Students collaborate with Philips on Wake-up Light improvements
Engineering for a Sustainable Society (ESS) is a course in which students perform a sustainability analysis of a product from a whole-systems perspective. Sijme Geurts, Kareisa Hidy, Petronella Tyson, Rutger Verkouw, and Ella Wiles teamed up to evaluate Philips Wake-up Light. We chose the Wake-up Light because in Sweden waking up in darkness is such a relevant matter, Sijme explains. In the winter, the sun rises only around noon. Many advised us to get a Wake-up Light to reduce physical and psychological effects of the darkness.
The Wake-up Light is an alarm clock that gradually increases light intensity to slowly wake users up. In this way, a users circadian rhythm or biological clock is stimulated to create a natural and comfortable start to the day.
The method used for the sustainability analysis was the Templates for Sustainable Product Development (TSPD), with which both current and future aspects such as production costs, materials, disposal options, and social resources are investigated. Philips proved to be a helpful partner, as they provided access to relevant designers, a complete life cycle analysis, and a free testing model in order to acquire all information.
"We did some pretty intensive testing. Not only did we check the materials and packaging, but we took apart the entire thing to see how the weight is distributed, which elements can be produced with less weight or chemicals, and we measured the devices power use," said Sijme. Also, current and future user needs were analysed, as well as possible improvements in the production chain and disposal route. "It turned out that the Wake-up Light was not scoring bad at all. For comparison, we bought a B-brand device, and on most aspects the Philips model scored better." All this work led to a series of suggestions which ranged from advice about materials, production, user interaction, to future collaboration opportunities.

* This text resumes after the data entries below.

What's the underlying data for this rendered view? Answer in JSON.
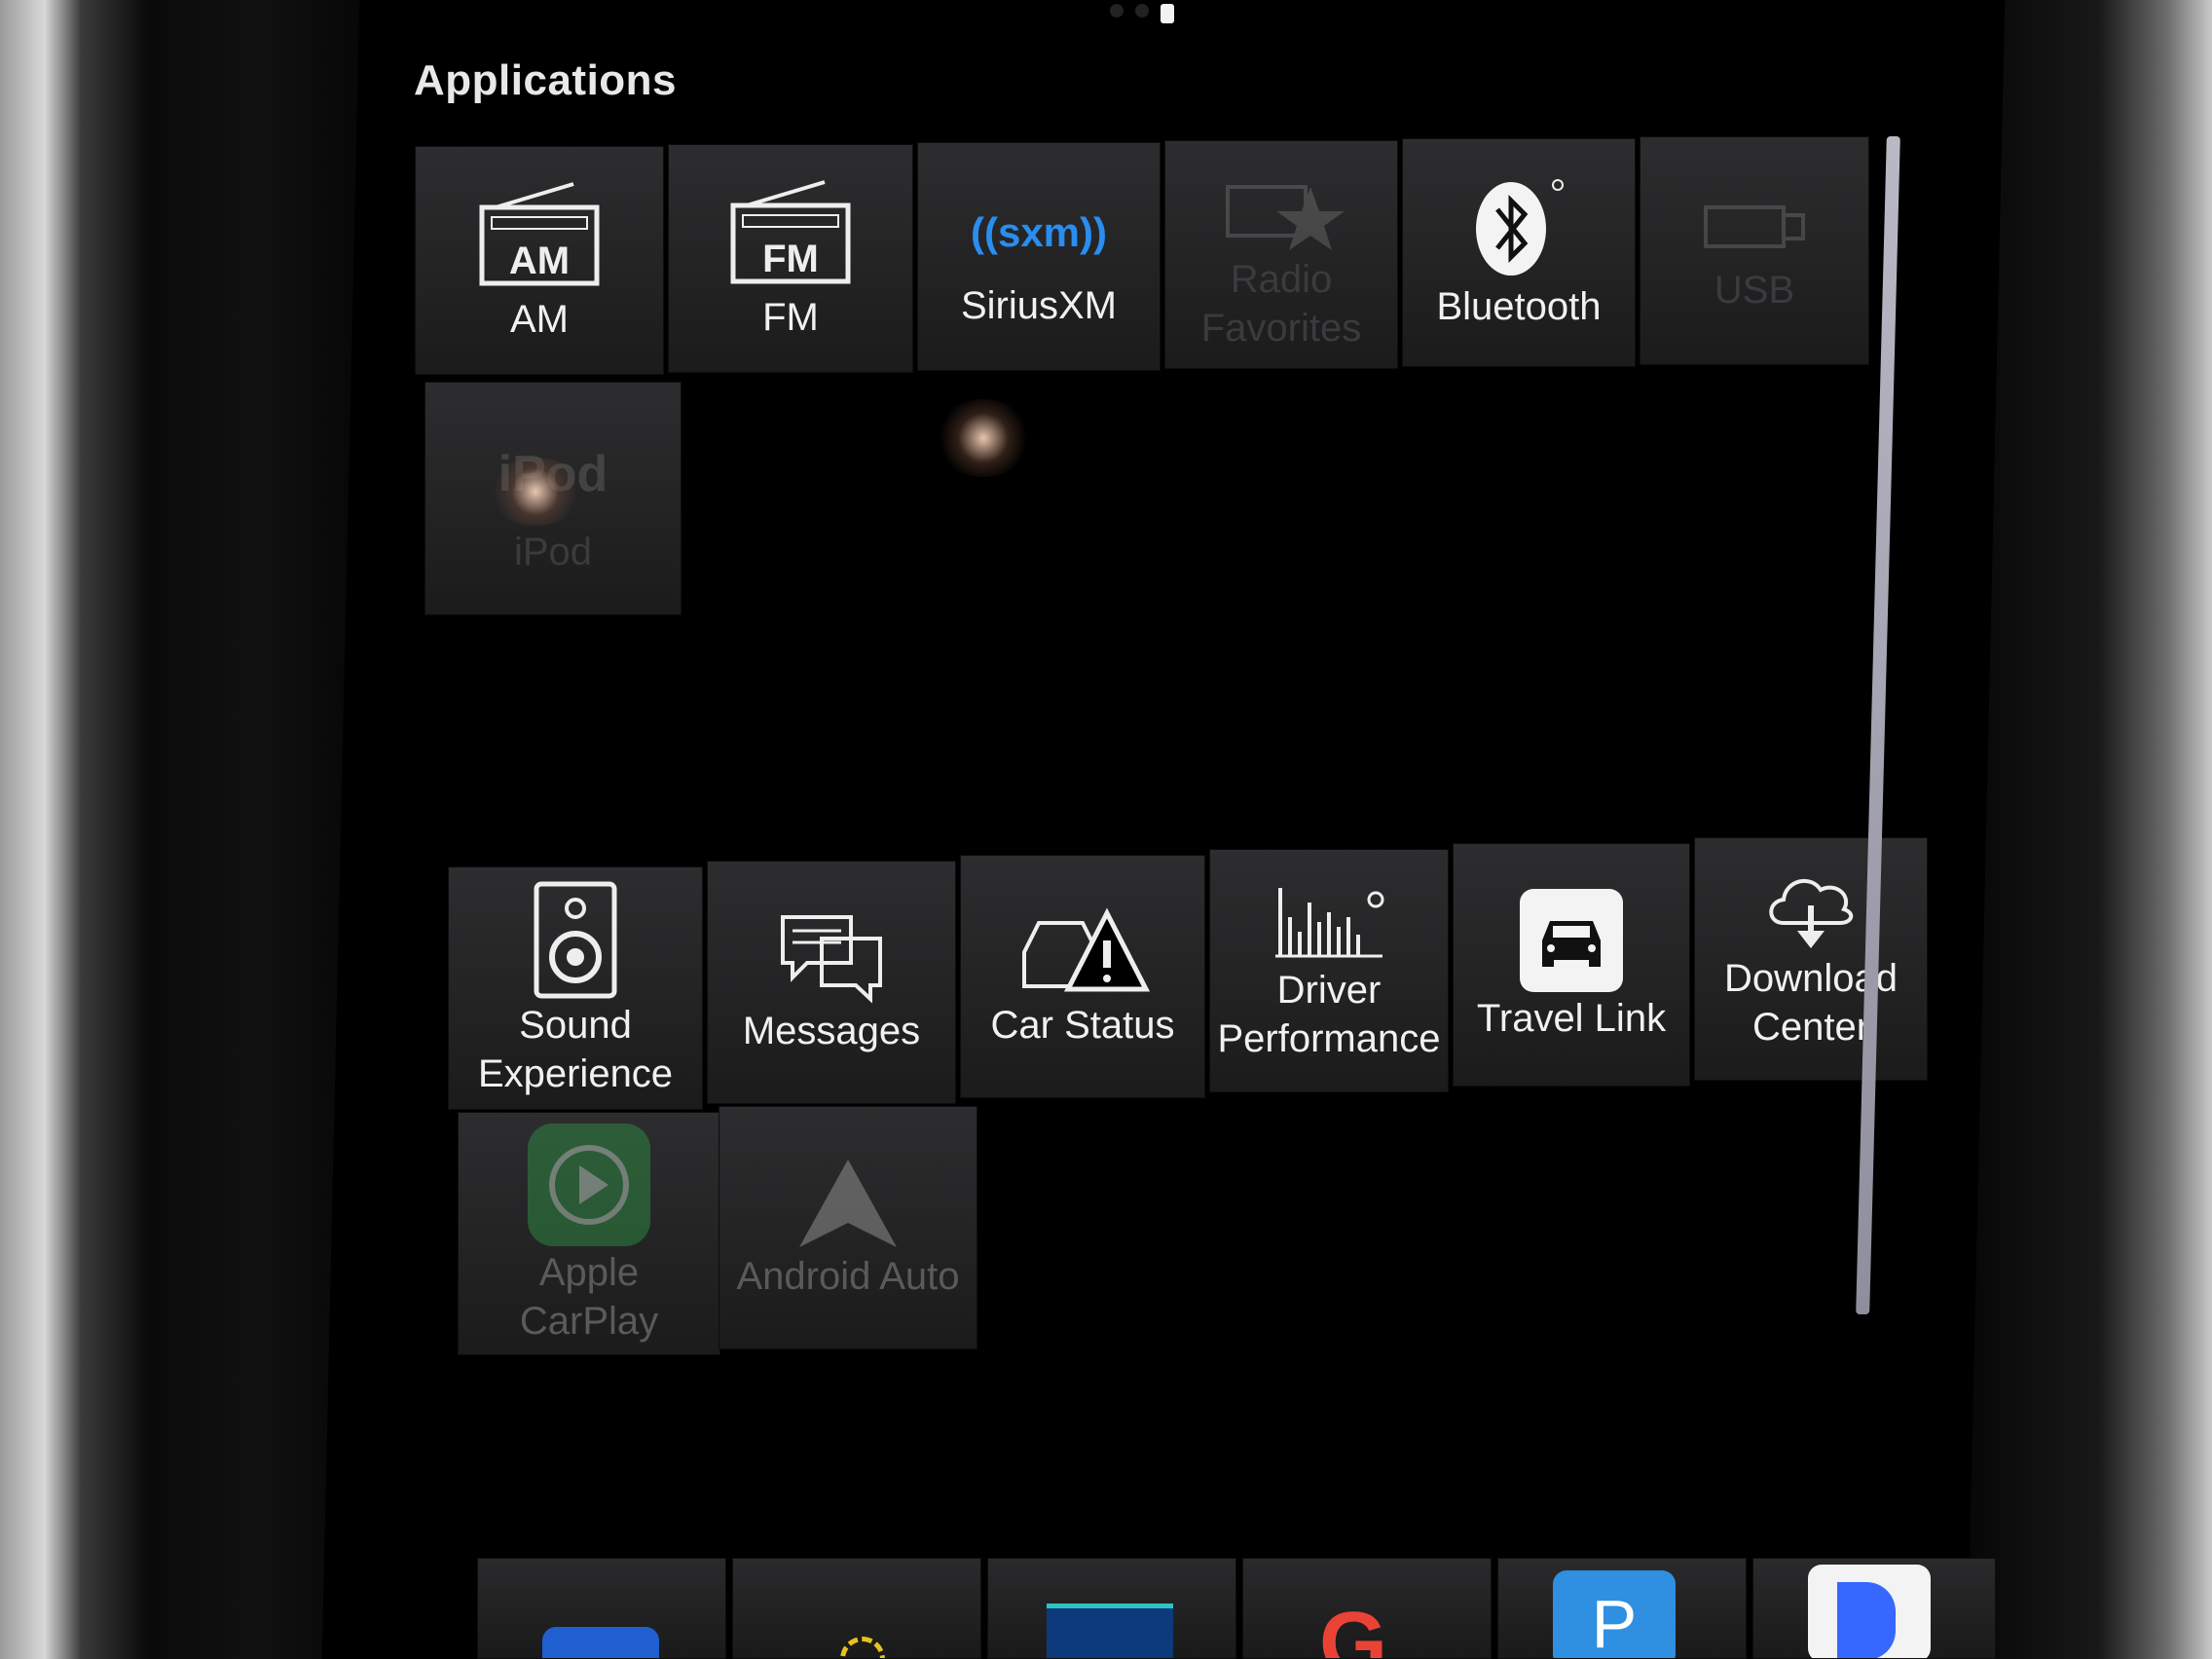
{
  "header": {
    "title": "Applications"
  },
  "apps_top": [
    {
      "id": "am",
      "label": "AM",
      "icon": "am-radio-icon",
      "icon_text": "AM",
      "enabled": true
    },
    {
      "id": "fm",
      "label": "FM",
      "icon": "fm-radio-icon",
      "icon_text": "FM",
      "enabled": true
    },
    {
      "id": "siriusxm",
      "label": "SiriusXM",
      "icon": "siriusxm-logo-icon",
      "icon_text": "((sxm))",
      "enabled": true
    },
    {
      "id": "radio-favorites",
      "label": "Radio Favorites",
      "icon": "radio-star-icon",
      "enabled": false
    },
    {
      "id": "bluetooth",
      "label": "Bluetooth",
      "icon": "bluetooth-icon",
      "enabled": true
    },
    {
      "id": "usb",
      "label": "USB",
      "icon": "usb-icon",
      "enabled": false
    },
    {
      "id": "ipod",
      "label": "iPod",
      "icon": "ipod-icon",
      "icon_text": "iPod",
      "enabled": false
    }
  ],
  "apps_bottom": [
    {
      "id": "sound-experience",
      "label": "Sound Experience",
      "icon": "speaker-icon",
      "enabled": true
    },
    {
      "id": "messages",
      "label": "Messages",
      "icon": "messages-icon",
      "enabled": true
    },
    {
      "id": "car-status",
      "label": "Car Status",
      "icon": "car-warning-icon",
      "enabled": true
    },
    {
      "id": "driver-performance",
      "label": "Driver Performance",
      "icon": "bar-graph-icon",
      "enabled": true
    },
    {
      "id": "travel-link",
      "label": "Travel Link",
      "icon": "car-front-icon",
      "enabled": true
    },
    {
      "id": "download-center",
      "label": "Download Center",
      "icon": "cloud-download-icon",
      "enabled": true
    },
    {
      "id": "apple-carplay",
      "label": "Apple CarPlay",
      "icon": "carplay-icon",
      "enabled": false
    },
    {
      "id": "android-auto",
      "label": "Android Auto",
      "icon": "android-auto-icon",
      "enabled": false
    }
  ],
  "dock": [
    {
      "icon": "refresh-app-icon",
      "color": "#1f5fd0"
    },
    {
      "icon": "sun-app-icon",
      "color": "#e8c21c"
    },
    {
      "icon": "tunein-app-icon",
      "color": "#2ec4c4"
    },
    {
      "icon": "google-app-icon",
      "color": "#ea4335"
    },
    {
      "icon": "parking-app-icon",
      "color": "#2f8fe0",
      "icon_text": "P"
    },
    {
      "icon": "pandora-app-icon",
      "color": "#3668ff"
    }
  ],
  "colors": {
    "tile_top": "#2d2d2f",
    "tile_bottom": "#1b1b1c",
    "text": "#f1f1f1",
    "disabled_text": "#3b3b3e",
    "siriusxm_blue": "#2a8df0",
    "carplay_green": "#2f9a46"
  }
}
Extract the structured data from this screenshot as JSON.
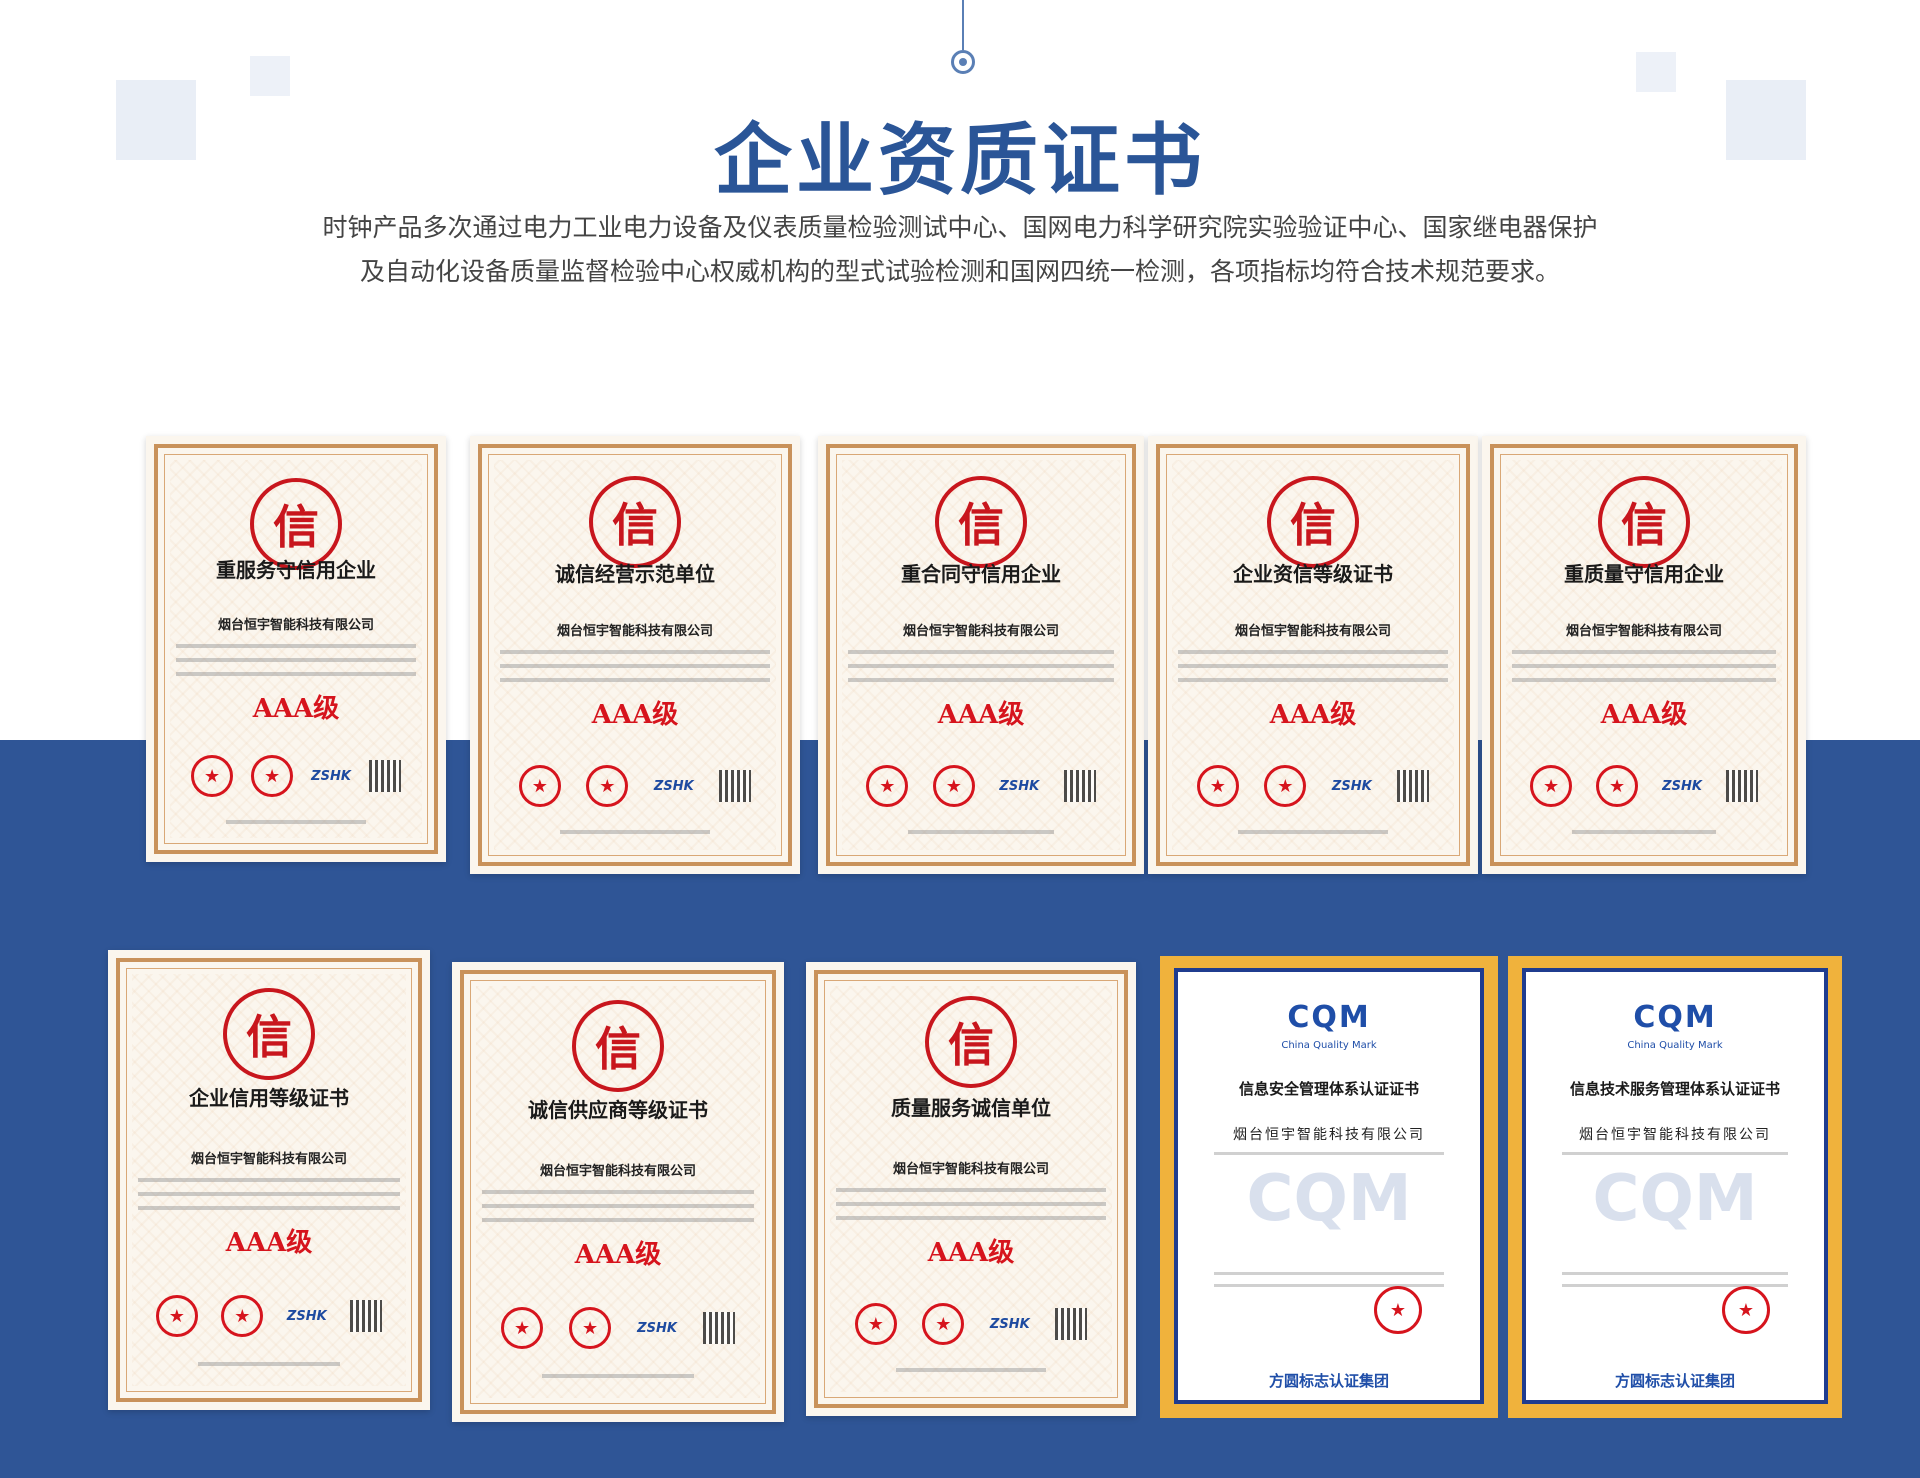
{
  "header": {
    "title": "企业资质证书",
    "description_line1": "时钟产品多次通过电力工业电力设备及仪表质量检验测试中心、国网电力科学研究院实验验证中心、国家继电器保护",
    "description_line2": "及自动化设备质量监督检验中心权威机构的型式试验检测和国网四统一检测，各项指标均符合技术规范要求。"
  },
  "colors": {
    "primary": "#2a5597",
    "band": "#2f5596",
    "seal_red": "#c8161d",
    "frame_gold": "#c9925b",
    "cqm_gold": "#f0b23c"
  },
  "certs": [
    {
      "title": "重服务守信用企业",
      "company": "烟台恒宇智能科技有限公司",
      "grade": "AAA级"
    },
    {
      "title": "诚信经营示范单位",
      "company": "烟台恒宇智能科技有限公司",
      "grade": "AAA级"
    },
    {
      "title": "重合同守信用企业",
      "company": "烟台恒宇智能科技有限公司",
      "grade": "AAA级"
    },
    {
      "title": "企业资信等级证书",
      "company": "烟台恒宇智能科技有限公司",
      "grade": "AAA级"
    },
    {
      "title": "重质量守信用企业",
      "company": "烟台恒宇智能科技有限公司",
      "grade": "AAA级"
    },
    {
      "title": "企业信用等级证书",
      "company": "烟台恒宇智能科技有限公司",
      "grade": "AAA级"
    },
    {
      "title": "诚信供应商等级证书",
      "company": "烟台恒宇智能科技有限公司",
      "grade": "AAA级"
    },
    {
      "title": "质量服务诚信单位",
      "company": "烟台恒宇智能科技有限公司",
      "grade": "AAA级"
    }
  ],
  "cert_common": {
    "seal_char": "信",
    "badge": "ZSHK"
  },
  "cqm_certs": [
    {
      "logo": "CQM",
      "sub": "China Quality Mark",
      "title": "信息安全管理体系认证证书",
      "company": "烟台恒宇智能科技有限公司",
      "watermark": "CQM",
      "group": "方圆标志认证集团"
    },
    {
      "logo": "CQM",
      "sub": "China Quality Mark",
      "title": "信息技术服务管理体系认证证书",
      "company": "烟台恒宇智能科技有限公司",
      "watermark": "CQM",
      "group": "方圆标志认证集团"
    }
  ]
}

The project received praise from Philips head office. According to Nestor Coronado Palma, Director of Sustainability for Consumer Lifestyle, the team showed a new light on the range of options to make the device even more sustainable. "Additionally, what I like is that the team has also written a document on how we can internally apply the TSPD. We use already parts of this method in our EcoDesign process," said Mr. Coronado.
For the students, this course has been quite a learning process. We were not that comfortable with Life-Cycle Analyses or user needs investigation. It was only when we had a model to compare the Wake-up Light, that we realised how these numbers matter in real life. Most importantly, the team had advised to switch to LED lighting, because of the lower energy use and lower weight of the electrical components, such as the power transformers. Additionally, the team had described a future vision of what the Wake-up Light might look like in five to ten years.
Meanwhile, Philips has introduced their newest model, HF3550. What is interesting is that not only the advice for moving towards sustainability is taken into account (for example, it is equipped with a LED lamp). It seems that the first steps towards the teams future vision are being made, as an integration with an iPhone is now realized. Of course, one can wonder how many of these decisions have been influenced by the students work, but the fact is that Philips is on a sustainable trail now.
Sijme Geurts, Kareisa Hidy, Petronella Tyson, Rutger Verkouw, and Ella Wiles completed the project with an A. In the meantime, they've left the northern region, and sadly returned to their noisy alarm clocks.